■ Problem
Whenever the string "email" turns up in a line of the data below, copy that line.

Data for the task Start Marker

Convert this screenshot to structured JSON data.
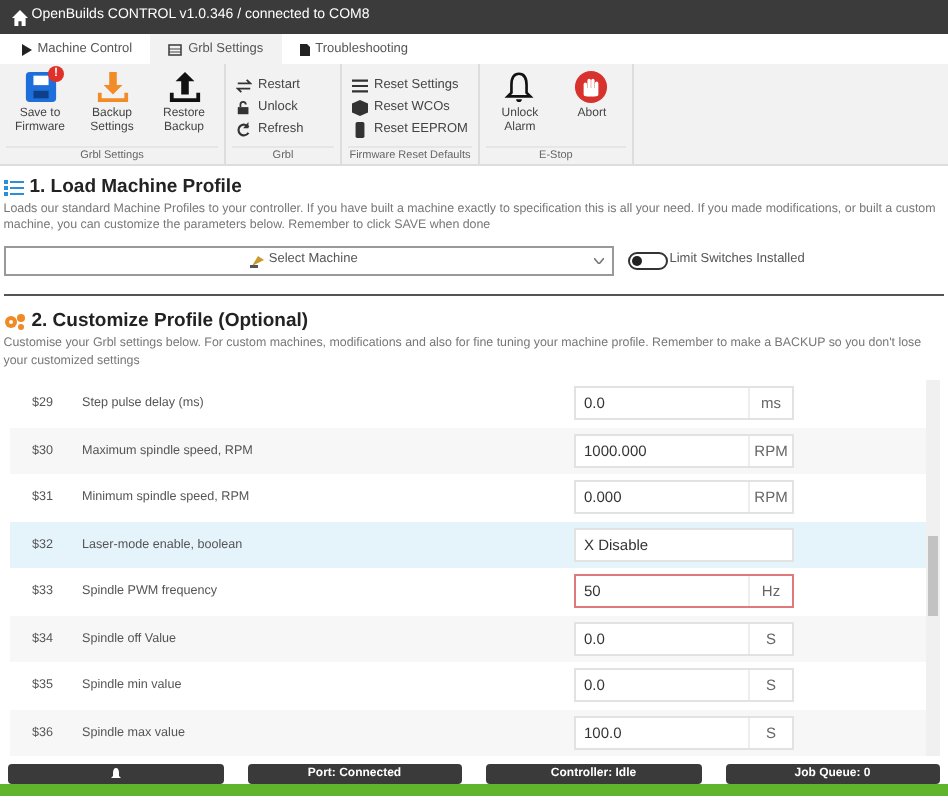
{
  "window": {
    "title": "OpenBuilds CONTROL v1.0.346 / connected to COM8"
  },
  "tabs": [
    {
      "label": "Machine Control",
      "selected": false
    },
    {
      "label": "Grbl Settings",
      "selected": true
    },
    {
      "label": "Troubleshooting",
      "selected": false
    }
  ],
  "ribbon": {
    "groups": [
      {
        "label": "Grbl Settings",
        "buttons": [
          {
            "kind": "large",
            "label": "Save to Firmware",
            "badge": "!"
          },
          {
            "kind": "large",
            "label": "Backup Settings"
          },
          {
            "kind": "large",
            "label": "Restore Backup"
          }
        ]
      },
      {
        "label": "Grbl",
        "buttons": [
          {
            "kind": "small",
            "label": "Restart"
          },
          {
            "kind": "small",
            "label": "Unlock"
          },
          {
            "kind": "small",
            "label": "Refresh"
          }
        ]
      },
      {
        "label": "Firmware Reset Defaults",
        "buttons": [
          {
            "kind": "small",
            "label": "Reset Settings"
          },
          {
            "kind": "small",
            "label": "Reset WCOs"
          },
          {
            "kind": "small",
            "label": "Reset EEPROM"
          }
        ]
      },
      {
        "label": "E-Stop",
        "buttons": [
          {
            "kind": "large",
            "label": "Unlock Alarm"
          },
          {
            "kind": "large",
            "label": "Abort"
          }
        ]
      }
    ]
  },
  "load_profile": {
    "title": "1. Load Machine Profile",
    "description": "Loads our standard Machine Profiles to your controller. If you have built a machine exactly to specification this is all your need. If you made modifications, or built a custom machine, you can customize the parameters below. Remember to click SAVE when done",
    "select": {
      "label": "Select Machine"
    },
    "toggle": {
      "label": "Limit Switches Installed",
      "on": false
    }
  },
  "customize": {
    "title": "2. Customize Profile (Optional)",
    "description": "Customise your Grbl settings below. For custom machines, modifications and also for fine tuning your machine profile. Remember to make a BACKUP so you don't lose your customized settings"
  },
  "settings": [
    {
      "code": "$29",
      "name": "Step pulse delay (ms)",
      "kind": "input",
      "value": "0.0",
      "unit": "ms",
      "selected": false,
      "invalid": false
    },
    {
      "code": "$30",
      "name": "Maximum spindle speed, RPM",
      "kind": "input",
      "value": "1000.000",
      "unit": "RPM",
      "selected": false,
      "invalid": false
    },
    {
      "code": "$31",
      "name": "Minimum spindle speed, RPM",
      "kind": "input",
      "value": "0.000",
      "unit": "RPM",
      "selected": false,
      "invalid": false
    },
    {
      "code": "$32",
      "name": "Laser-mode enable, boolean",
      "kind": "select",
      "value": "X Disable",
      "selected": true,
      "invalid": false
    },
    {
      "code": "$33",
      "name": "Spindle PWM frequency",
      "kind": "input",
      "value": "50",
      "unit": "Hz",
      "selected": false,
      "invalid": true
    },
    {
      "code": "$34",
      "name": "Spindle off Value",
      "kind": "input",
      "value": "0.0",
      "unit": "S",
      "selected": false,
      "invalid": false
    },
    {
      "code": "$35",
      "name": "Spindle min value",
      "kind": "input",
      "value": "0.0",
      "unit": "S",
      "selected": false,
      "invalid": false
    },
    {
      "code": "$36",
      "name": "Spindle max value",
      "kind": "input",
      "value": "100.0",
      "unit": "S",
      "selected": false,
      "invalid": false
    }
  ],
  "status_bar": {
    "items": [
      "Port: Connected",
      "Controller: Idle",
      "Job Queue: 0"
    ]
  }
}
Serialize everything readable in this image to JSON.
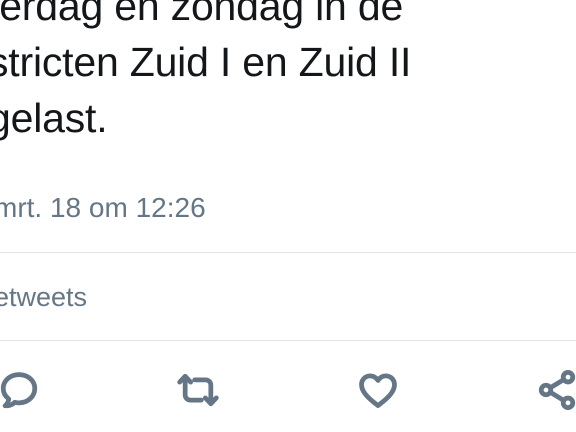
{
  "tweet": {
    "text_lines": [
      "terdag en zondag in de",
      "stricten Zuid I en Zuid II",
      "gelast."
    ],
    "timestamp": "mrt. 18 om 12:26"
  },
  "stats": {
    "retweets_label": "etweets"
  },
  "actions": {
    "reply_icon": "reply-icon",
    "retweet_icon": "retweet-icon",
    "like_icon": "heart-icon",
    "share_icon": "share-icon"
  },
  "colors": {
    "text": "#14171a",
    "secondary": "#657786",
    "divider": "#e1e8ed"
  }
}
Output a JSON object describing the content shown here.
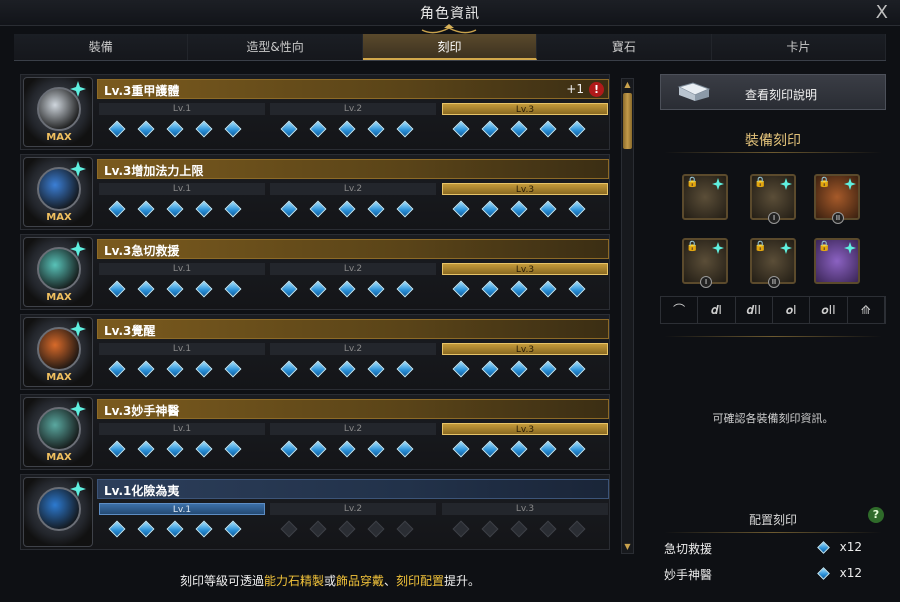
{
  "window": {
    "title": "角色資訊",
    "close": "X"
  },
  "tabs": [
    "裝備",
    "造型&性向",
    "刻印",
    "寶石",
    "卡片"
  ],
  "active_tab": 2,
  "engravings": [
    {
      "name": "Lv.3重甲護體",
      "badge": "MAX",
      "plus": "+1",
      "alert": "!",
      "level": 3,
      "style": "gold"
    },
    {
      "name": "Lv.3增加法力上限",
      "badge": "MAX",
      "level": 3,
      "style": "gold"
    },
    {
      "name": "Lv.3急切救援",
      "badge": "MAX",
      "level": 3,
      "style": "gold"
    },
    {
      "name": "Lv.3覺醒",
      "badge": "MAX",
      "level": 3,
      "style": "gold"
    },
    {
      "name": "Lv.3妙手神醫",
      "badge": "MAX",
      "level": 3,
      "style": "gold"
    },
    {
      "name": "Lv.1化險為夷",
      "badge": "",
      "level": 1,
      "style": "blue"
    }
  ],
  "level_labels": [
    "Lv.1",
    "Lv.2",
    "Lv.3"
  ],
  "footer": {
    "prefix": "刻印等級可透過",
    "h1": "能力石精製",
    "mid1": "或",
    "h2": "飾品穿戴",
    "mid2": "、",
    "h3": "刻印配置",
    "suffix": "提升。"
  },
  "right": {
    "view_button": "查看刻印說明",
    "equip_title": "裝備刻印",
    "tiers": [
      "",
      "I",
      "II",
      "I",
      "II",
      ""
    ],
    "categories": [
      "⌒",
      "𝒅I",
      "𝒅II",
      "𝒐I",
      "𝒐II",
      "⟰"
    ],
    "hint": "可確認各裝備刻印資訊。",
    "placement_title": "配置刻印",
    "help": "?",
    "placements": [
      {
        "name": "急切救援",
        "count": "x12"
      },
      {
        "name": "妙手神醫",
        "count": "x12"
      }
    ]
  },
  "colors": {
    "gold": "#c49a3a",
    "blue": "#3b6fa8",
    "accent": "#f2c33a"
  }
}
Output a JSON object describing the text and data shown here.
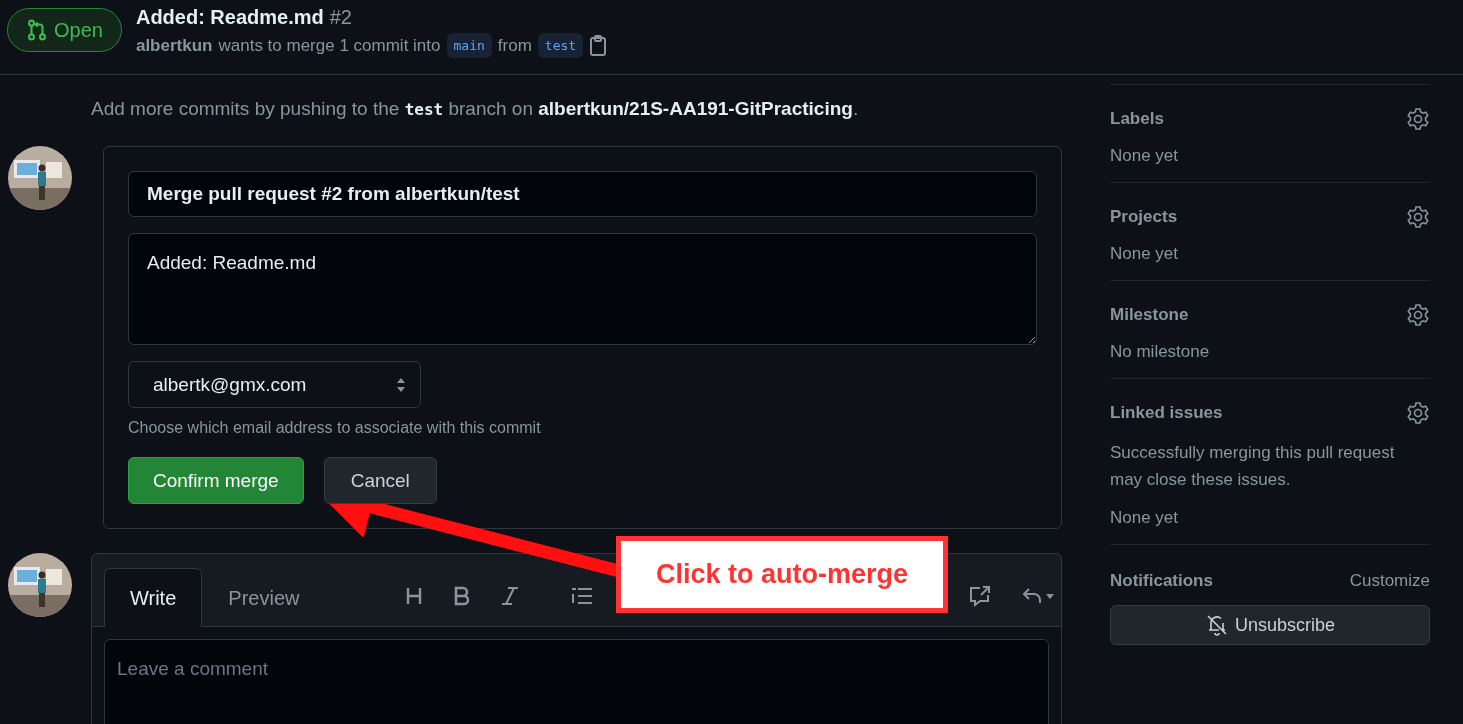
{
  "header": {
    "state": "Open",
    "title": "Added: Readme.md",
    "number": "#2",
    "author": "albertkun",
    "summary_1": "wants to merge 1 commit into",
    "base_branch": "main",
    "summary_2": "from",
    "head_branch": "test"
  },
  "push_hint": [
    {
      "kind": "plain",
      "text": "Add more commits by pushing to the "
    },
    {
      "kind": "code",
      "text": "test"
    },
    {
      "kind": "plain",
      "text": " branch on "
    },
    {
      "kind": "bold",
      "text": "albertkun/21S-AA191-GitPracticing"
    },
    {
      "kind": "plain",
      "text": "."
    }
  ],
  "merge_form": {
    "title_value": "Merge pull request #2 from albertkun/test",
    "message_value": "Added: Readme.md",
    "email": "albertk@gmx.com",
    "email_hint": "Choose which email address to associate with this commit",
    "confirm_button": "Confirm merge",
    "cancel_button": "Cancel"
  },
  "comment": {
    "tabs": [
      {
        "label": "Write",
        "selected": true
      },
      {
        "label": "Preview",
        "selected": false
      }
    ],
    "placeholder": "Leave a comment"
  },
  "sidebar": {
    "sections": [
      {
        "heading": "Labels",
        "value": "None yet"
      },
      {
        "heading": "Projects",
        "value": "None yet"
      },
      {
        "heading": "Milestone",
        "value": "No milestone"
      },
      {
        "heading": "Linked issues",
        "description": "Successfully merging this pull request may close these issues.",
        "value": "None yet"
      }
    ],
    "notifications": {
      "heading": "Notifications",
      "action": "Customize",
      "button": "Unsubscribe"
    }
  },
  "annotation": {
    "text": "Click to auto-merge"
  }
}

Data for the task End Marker

■ Expected answer
    "email": "albertk@gmx.com",
    "email_hint": "Choose which email address to associate with this commit",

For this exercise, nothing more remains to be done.